Nagoya 2010: Bridging Business and Biodiversity
The A-Z Electronic Guide to Assist Business to Navigate Maze of Nature
Nagoya, Japan, 25 October 2010 - What is a 'Key Biodiversity Area'? Why is it important, how was it established and what is its relevance to business? The answers to these and other key questions can be now found on the 'A-Z Areas of Biodiversity Importance' website, which was launched today at the 10th Conference of the Parties to the Convention on Biological Diversity taking place in Nagoya, Japan.
Spotlighting some 35 important areas worldwide -such as Ramsar, World Heritage sites and Protected Areas -this electronic guide also explains the species and habitats they seek to protect as well as in their legal status and the extent to which local communities are present.

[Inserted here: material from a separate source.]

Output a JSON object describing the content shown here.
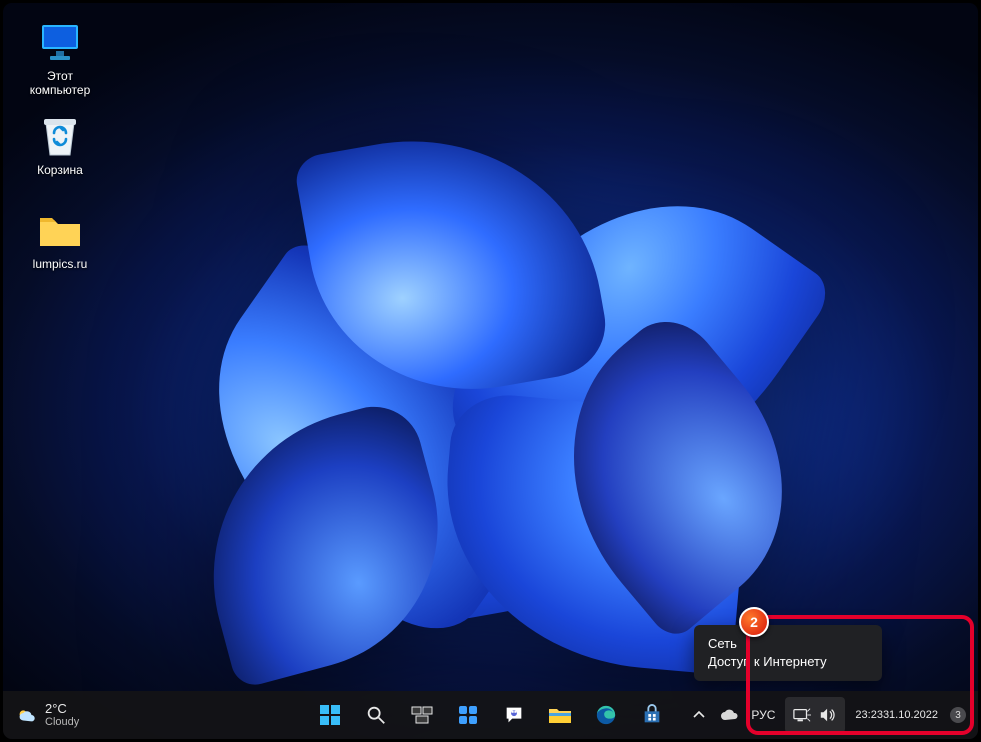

"The A-Z guide is a useful reference to support business and other sectors with their biodiversity commitments to mark our contribution to the Year of Biodiversity," said Jon Hutton, Director of the United Nations Environment Programme-World Conservation Monitoring Centre (UNEP-WCMC) which created the guide in partnership with the International Council on Mining and Metals (ICMM), the International Petroleum Industry Environmental Conservation Association (IPIECA), the European Investment Bank (EIB), the Inter-American Development Bank (IDB) and the European Bank for Reconstruction and Development (EBRD).
The guide, the first of its kind, is geared to assist the business community, governments as well as NGOs by providing useful expert reviewed information, links to tools with spatial data, and further online resources to raise awareness and support decision-making about areas important for biodiversity conservation.
"The A to Z guide is a useful tool to inform decisions by businesses on the siting of projects so as to minimize the environmental footprint and maximize conservation opportunities associated with infrastructure development," said Ernani Pilla, Natural Resources Senior Specialist of the IDB.
The guide also covers the criteria behind the management practices for protecting different areas and important information, like legal and compliance aspects as well as the biodiversity and socio-cultural values that need to be upheld in each location.